Due to our daily activities, a lot of us habitually round our shoulders and backs with actions like driving, texting, computer work, cycling etc. In backbends we do exactly the opposite which is why they are so great.
The spinal column is a ‘stacked pile’ of vertebrae and discs. Groups of muscles extend all along it, covering and supporting it from all sides. Maintenance of the spine in a straight and aligned position, despite all movement, depends totally on the balanced supportive contraction of the muscles. The muscles themselves are unconsciously controlled through posture.
Research has shown that 90 percent of backache has its origin in muscular imbalance. If the imbalances are prolonged then the stack pile of the vertebral column is misaligned, the ligaments are strained and symptoms of spondylitis, slipped disc, sciatica and osteoarthritis begin to develop.
When warming up to practise backbends, mobilise your spine in different directions; for example cat-cow variations, gentle twists and side bends. Backbends are also front stretches so they benefit from open and relaxed hips and the surrounding muscles. The front of the shoulders and chest also need to be warmed up for backbends.

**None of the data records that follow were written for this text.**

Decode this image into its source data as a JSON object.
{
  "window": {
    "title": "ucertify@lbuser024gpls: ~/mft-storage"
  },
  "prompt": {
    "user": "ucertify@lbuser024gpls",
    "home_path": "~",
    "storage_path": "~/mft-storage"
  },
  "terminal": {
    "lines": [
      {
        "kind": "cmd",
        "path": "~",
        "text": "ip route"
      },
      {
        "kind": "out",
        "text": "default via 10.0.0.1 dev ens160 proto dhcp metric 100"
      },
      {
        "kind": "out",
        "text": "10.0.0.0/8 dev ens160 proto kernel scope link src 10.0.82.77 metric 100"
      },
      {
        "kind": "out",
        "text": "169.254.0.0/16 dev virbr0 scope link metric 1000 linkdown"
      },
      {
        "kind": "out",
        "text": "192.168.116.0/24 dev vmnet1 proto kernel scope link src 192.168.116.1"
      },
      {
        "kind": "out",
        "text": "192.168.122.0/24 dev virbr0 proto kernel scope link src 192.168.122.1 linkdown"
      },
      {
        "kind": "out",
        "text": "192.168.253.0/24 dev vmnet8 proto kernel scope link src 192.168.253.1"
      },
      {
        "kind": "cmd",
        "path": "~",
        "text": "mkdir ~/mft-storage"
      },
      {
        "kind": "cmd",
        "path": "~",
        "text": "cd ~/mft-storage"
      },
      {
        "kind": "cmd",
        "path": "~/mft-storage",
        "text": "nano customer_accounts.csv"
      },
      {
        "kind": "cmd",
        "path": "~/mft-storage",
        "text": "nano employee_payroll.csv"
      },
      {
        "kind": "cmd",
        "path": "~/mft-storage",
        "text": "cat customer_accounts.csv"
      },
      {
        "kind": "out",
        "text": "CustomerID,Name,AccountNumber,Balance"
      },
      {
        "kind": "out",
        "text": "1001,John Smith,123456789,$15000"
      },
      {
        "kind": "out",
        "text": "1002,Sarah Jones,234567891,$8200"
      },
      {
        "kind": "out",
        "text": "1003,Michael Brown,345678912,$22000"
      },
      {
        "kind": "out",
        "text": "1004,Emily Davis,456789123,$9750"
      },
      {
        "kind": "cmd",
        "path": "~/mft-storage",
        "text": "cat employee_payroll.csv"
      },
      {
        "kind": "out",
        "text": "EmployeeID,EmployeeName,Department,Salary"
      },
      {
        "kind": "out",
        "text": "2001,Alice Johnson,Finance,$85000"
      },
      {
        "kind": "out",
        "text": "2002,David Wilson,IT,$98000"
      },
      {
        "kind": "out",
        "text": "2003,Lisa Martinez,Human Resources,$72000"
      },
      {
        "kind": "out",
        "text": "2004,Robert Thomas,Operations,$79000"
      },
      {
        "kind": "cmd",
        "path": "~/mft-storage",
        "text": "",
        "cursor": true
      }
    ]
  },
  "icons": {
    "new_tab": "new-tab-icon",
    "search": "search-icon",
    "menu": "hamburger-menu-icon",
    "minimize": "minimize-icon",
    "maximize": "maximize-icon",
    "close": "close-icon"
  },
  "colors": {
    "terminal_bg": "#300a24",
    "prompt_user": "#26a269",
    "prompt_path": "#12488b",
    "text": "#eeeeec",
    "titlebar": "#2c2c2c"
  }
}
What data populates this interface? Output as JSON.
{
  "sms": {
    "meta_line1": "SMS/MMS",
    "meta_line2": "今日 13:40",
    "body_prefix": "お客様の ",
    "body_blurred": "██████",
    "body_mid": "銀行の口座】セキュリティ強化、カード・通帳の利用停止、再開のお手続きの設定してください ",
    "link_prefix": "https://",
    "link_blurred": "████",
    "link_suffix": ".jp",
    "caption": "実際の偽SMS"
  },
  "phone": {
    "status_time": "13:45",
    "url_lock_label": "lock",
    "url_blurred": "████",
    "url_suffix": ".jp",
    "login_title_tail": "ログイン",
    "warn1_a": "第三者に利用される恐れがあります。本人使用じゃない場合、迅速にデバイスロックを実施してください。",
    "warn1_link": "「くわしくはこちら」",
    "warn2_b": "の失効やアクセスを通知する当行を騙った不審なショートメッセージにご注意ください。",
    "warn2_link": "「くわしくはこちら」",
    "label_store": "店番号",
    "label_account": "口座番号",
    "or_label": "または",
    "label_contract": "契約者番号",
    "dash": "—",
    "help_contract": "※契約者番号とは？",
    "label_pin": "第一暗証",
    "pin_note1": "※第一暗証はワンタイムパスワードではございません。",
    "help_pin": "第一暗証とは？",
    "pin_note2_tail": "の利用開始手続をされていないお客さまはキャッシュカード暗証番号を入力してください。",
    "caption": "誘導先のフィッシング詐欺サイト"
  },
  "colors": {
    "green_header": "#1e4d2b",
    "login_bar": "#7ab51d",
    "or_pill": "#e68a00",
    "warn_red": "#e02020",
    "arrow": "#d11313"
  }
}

For perfect alignment in backbends it’s important to have the following:-
- Create a solid foundation
- Engage your core
- Relax your shoulders down and back and squeeze the shoulder blades together
- Keep the neck long and aim for an even arch over the whole spine.

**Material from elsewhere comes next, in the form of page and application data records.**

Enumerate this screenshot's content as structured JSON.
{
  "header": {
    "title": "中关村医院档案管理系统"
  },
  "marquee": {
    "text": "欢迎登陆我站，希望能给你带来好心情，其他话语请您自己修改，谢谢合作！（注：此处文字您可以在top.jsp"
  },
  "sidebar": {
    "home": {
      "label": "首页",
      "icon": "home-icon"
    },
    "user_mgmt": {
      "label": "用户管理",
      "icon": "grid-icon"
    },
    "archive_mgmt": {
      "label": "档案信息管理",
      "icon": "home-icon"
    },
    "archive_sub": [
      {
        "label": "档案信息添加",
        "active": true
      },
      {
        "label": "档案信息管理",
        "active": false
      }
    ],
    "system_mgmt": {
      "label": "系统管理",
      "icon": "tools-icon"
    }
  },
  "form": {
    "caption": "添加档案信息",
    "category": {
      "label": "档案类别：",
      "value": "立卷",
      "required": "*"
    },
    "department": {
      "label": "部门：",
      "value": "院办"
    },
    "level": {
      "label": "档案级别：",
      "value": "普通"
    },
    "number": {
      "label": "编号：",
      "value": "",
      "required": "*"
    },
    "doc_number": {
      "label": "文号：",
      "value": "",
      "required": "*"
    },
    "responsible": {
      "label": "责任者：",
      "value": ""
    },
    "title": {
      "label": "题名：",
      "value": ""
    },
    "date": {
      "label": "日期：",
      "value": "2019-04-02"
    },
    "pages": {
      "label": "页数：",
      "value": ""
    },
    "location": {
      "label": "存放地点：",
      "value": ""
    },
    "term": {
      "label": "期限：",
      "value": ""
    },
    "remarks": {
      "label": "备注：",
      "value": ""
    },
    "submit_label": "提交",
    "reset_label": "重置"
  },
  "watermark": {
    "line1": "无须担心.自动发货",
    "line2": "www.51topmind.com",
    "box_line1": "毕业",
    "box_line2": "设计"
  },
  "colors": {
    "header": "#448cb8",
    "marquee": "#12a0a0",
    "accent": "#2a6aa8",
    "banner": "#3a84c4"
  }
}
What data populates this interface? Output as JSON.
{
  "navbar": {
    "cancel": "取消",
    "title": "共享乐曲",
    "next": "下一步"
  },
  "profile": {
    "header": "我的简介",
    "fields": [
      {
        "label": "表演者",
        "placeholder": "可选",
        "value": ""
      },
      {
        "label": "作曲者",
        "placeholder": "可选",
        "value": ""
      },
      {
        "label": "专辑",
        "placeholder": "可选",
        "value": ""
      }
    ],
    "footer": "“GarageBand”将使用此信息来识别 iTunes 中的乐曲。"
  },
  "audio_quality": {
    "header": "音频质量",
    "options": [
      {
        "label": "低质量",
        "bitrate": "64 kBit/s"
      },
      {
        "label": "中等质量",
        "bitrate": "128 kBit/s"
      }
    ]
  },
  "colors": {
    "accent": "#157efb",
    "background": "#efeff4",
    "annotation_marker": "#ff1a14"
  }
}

- Keep the buttock muscles engaged during the backbend.
A few backbends which we will be learning about in detail over the following weeks are:

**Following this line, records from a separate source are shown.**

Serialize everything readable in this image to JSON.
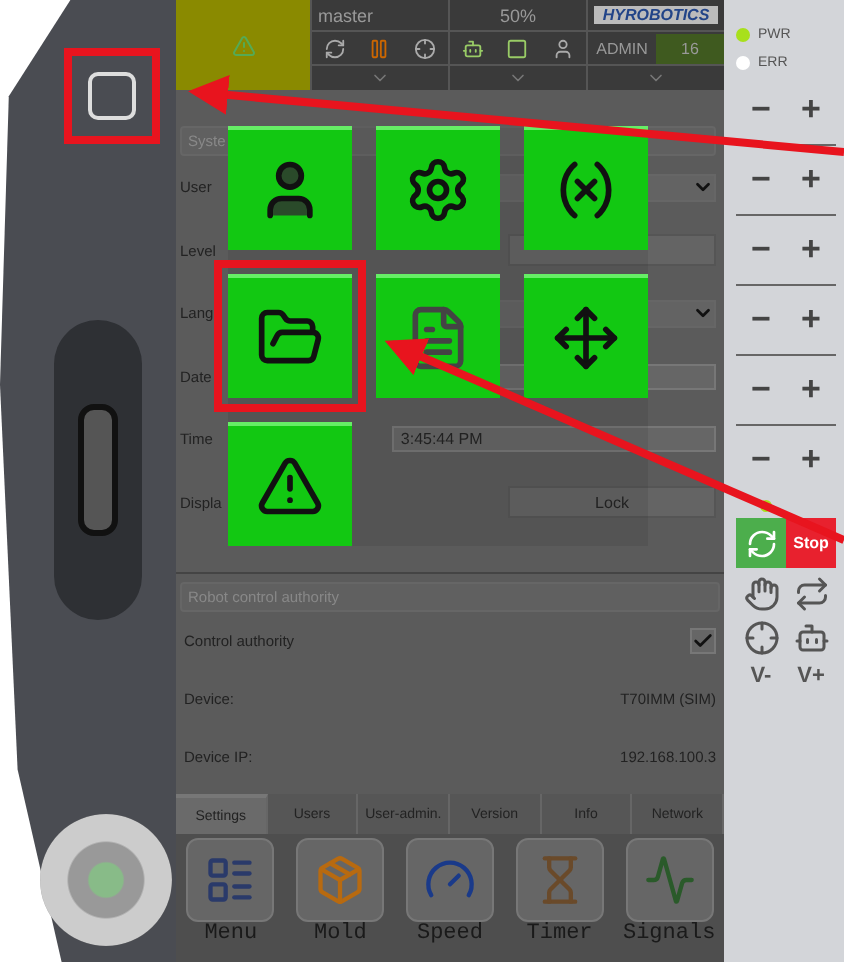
{
  "device": {
    "home_button": {
      "highlighted": true
    }
  },
  "status_bar": {
    "user": "master",
    "speed": "50%",
    "logo": "HYROBOTICS",
    "role": "ADMIN",
    "level": "16"
  },
  "system": {
    "title": "Syste",
    "rows": [
      {
        "kind": "dropdown",
        "label": "User"
      },
      {
        "kind": "button",
        "label": "Level"
      },
      {
        "kind": "dropdown",
        "label": "Lang"
      },
      {
        "kind": "field",
        "label": "Date"
      },
      {
        "kind": "field",
        "label": "Time",
        "value": "3:45:44 PM"
      },
      {
        "kind": "button",
        "label": "Displa",
        "button": "Lock"
      }
    ]
  },
  "popup": {
    "buttons": [
      {
        "kind": "user",
        "highlighted": false
      },
      {
        "kind": "settings",
        "highlighted": false
      },
      {
        "kind": "variable",
        "highlighted": false
      },
      {
        "kind": "folder",
        "highlighted": true
      },
      {
        "kind": "document",
        "highlighted": false
      },
      {
        "kind": "move",
        "highlighted": false
      },
      {
        "kind": "warning",
        "highlighted": false
      }
    ]
  },
  "authority": {
    "title": "Robot control authority",
    "control": {
      "label": "Control authority",
      "checked": true
    },
    "rows": [
      {
        "label": "Device:",
        "value": "T70IMM (SIM)"
      },
      {
        "label": "Device IP:",
        "value": "192.168.100.3"
      }
    ]
  },
  "tabs": [
    {
      "label": "Settings",
      "selected": true
    },
    {
      "label": "Users",
      "selected": false
    },
    {
      "label": "User-admin.",
      "selected": false
    },
    {
      "label": "Version",
      "selected": false
    },
    {
      "label": "Info",
      "selected": false
    },
    {
      "label": "Network",
      "selected": false
    }
  ],
  "apps": [
    {
      "kind": "menu",
      "label": "Menu"
    },
    {
      "kind": "mold",
      "label": "Mold"
    },
    {
      "kind": "speed",
      "label": "Speed"
    },
    {
      "kind": "timer",
      "label": "Timer"
    },
    {
      "kind": "signals",
      "label": "Signals"
    }
  ],
  "panel": {
    "leds": [
      {
        "label": "PWR",
        "on": true
      },
      {
        "label": "ERR",
        "on": false
      }
    ],
    "jog_rows": [
      {
        "minus": "−",
        "plus": "+"
      },
      {
        "minus": "−",
        "plus": "+"
      },
      {
        "minus": "−",
        "plus": "+"
      },
      {
        "minus": "−",
        "plus": "+"
      },
      {
        "minus": "−",
        "plus": "+"
      },
      {
        "minus": "−",
        "plus": "+"
      }
    ],
    "stop": "Stop",
    "speed_down": "V-",
    "speed_up": "V+"
  }
}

- Easy Cobra Pose [Saral Bhujangasana]
- Cobra Pose [Bhujangasana]
- Snake Pose [Sarpasana]
- Locust Pose [Shalabhasana]
- Bow Pose [Dhanurasana]
- Shoulder Pose [Kandharasana]
- Camel Pose [Ushtrasana]
- Half Moon Pose [Crescent Pose]
- Pigeon Pose [Kapotasana]
- Raised Bow Pose [Urdhava Dhanur Asana]
Neelanjana Bharadwaj- #Yoga Expert